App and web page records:
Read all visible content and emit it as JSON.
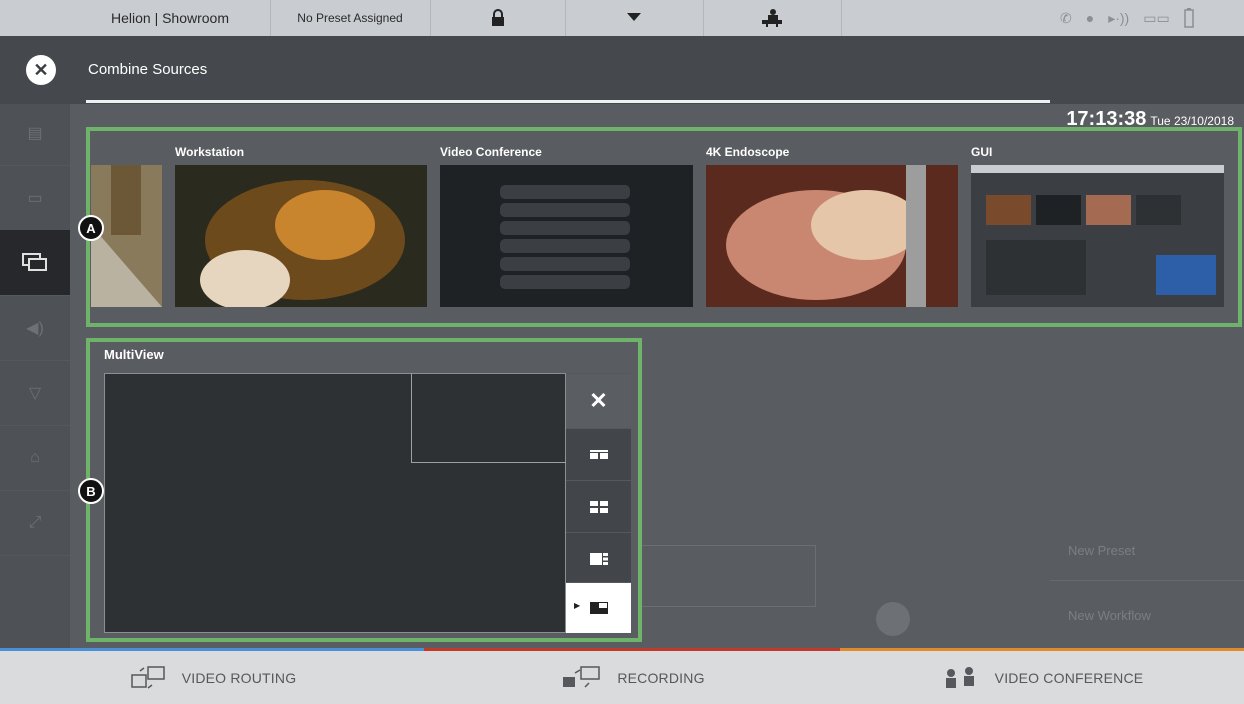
{
  "topbar": {
    "site": "Helion | Showroom",
    "preset": "No Preset Assigned",
    "icons": [
      "lock-icon",
      "dropdown-caret-icon",
      "surgery-table-icon",
      "phone-icon",
      "record-dot-icon",
      "broadcast-icon",
      "glasses-icon",
      "battery-icon"
    ]
  },
  "modal": {
    "title": "Combine Sources",
    "close_icon": "close-icon"
  },
  "clock": {
    "time": "17:13:38",
    "date": "Tue 23/10/2018"
  },
  "sources": [
    {
      "label": "Workstation"
    },
    {
      "label": "Video Conference"
    },
    {
      "label": "4K Endoscope"
    },
    {
      "label": "GUI"
    }
  ],
  "callouts": {
    "a": "A",
    "b": "B"
  },
  "multiview": {
    "label": "MultiView",
    "layouts": [
      {
        "icon": "close-icon",
        "glyph": "✕"
      },
      {
        "icon": "layout-side-by-side-icon"
      },
      {
        "icon": "layout-quad-icon"
      },
      {
        "icon": "layout-main-side-icon"
      },
      {
        "icon": "layout-pip-icon",
        "selected": true
      }
    ]
  },
  "background": {
    "new_preset": "New Preset",
    "new_workflow": "New Workflow",
    "sidebar_icons": [
      "clipboard-icon",
      "screens-icon",
      "monitor-icon",
      "speaker-icon",
      "lamp-icon",
      "table-icon",
      "fullscreen-icon"
    ]
  },
  "bottomnav": {
    "tabs": [
      {
        "label": "VIDEO ROUTING",
        "color": "#4a90d9"
      },
      {
        "label": "RECORDING",
        "color": "#c0392b"
      },
      {
        "label": "VIDEO CONFERENCE",
        "color": "#e08a2c"
      }
    ]
  }
}
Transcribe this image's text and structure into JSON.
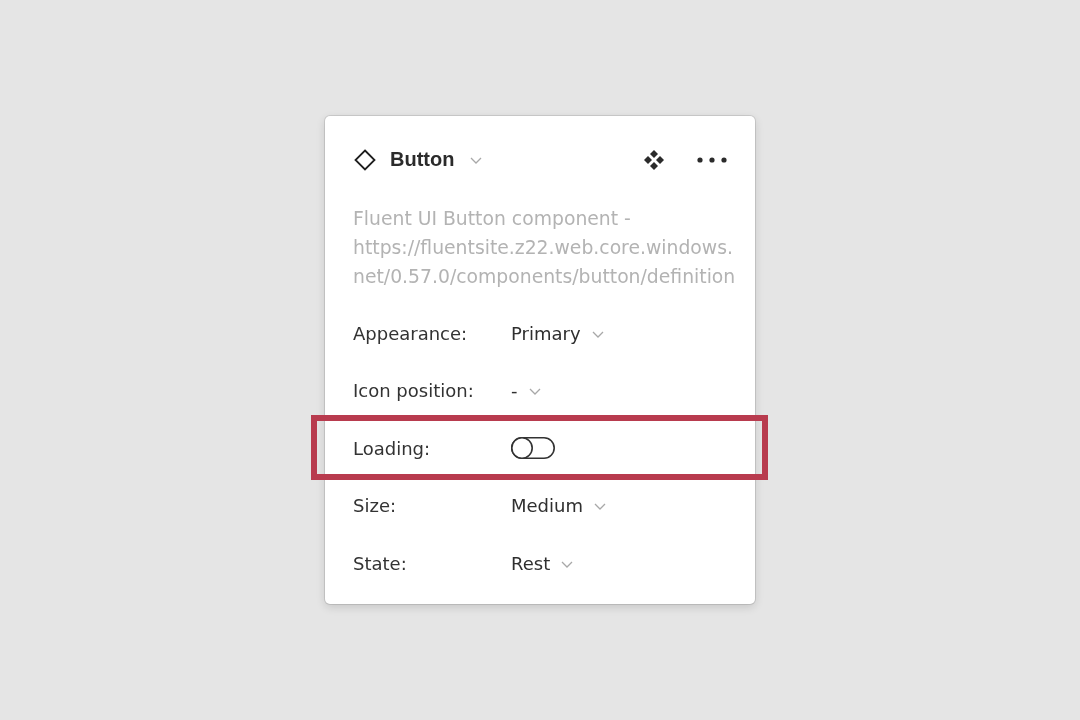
{
  "component": {
    "title": "Button",
    "description": "Fluent UI Button component - https://fluentsite.z22.web.core.windows.net/0.57.0/components/button/definition"
  },
  "properties": [
    {
      "label": "Appearance:",
      "kind": "dropdown",
      "value": "Primary",
      "highlighted": false
    },
    {
      "label": "Icon position:",
      "kind": "dropdown",
      "value": "-",
      "highlighted": false
    },
    {
      "label": "Loading:",
      "kind": "toggle",
      "on": false,
      "highlighted": true
    },
    {
      "label": "Size:",
      "kind": "dropdown",
      "value": "Medium",
      "highlighted": false
    },
    {
      "label": "State:",
      "kind": "dropdown",
      "value": "Rest",
      "highlighted": false
    }
  ]
}
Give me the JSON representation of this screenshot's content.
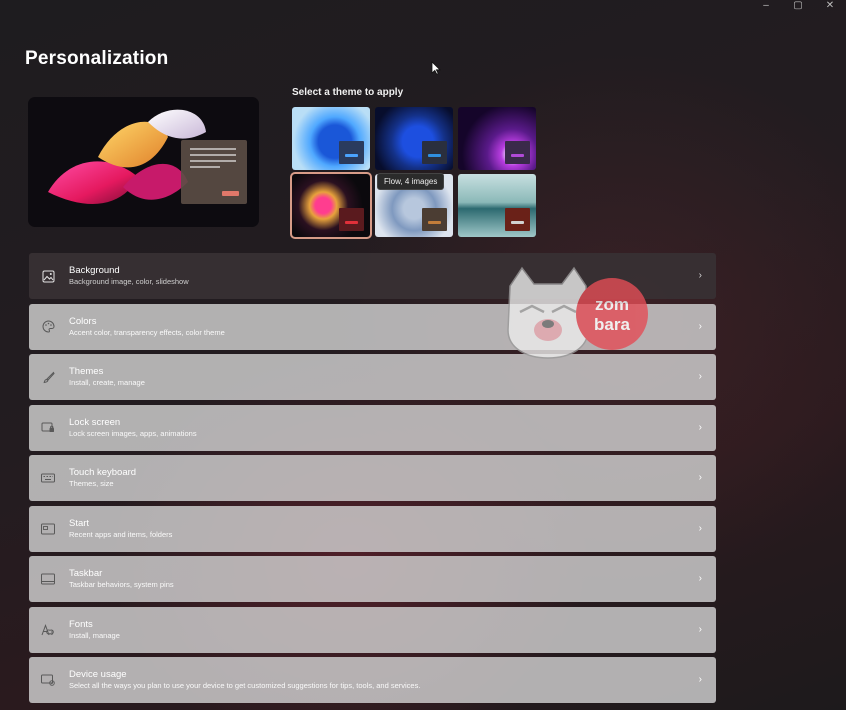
{
  "window": {
    "minimize": "–",
    "maximize": "▢",
    "close": "✕"
  },
  "page": {
    "title": "Personalization"
  },
  "themes": {
    "label": "Select a theme to apply",
    "tooltip": "Flow, 4 images",
    "tiles": [
      {
        "name": "theme-windows-light",
        "window_color": "#2a3b5e",
        "bar_color": "#4aa3ff"
      },
      {
        "name": "theme-windows-dark",
        "window_color": "#2a2f3e",
        "bar_color": "#2f8fe0"
      },
      {
        "name": "theme-glow",
        "window_color": "#3a2a4a",
        "bar_color": "#b04ad8"
      },
      {
        "name": "theme-flow",
        "window_color": "#5a1a1e",
        "bar_color": "#e0303a"
      },
      {
        "name": "theme-sunrise",
        "window_color": "#4b3d33",
        "bar_color": "#c27d3a"
      },
      {
        "name": "theme-captured-motion",
        "window_color": "#6a2118",
        "bar_color": "#d2d2d2"
      }
    ]
  },
  "settings": [
    {
      "title": "Background",
      "subtitle": "Background image, color, slideshow",
      "icon": "image-icon"
    },
    {
      "title": "Colors",
      "subtitle": "Accent color, transparency effects, color theme",
      "icon": "palette-icon"
    },
    {
      "title": "Themes",
      "subtitle": "Install, create, manage",
      "icon": "brush-icon"
    },
    {
      "title": "Lock screen",
      "subtitle": "Lock screen images, apps, animations",
      "icon": "lock-screen-icon"
    },
    {
      "title": "Touch keyboard",
      "subtitle": "Themes, size",
      "icon": "keyboard-icon"
    },
    {
      "title": "Start",
      "subtitle": "Recent apps and items, folders",
      "icon": "start-icon"
    },
    {
      "title": "Taskbar",
      "subtitle": "Taskbar behaviors, system pins",
      "icon": "taskbar-icon"
    },
    {
      "title": "Fonts",
      "subtitle": "Install, manage",
      "icon": "fonts-icon"
    },
    {
      "title": "Device usage",
      "subtitle": "Select all the ways you plan to use your device to get customized suggestions for tips, tools, and services.",
      "icon": "device-usage-icon"
    }
  ],
  "chevron": "›",
  "watermark": {
    "line1": "zom",
    "line2": "bara"
  }
}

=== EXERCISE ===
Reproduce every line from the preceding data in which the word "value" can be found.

=== WRITTEN REPLY ===
      "value": "Primary",
      "value": "-",
      "value": "Medium",
      "value": "Rest",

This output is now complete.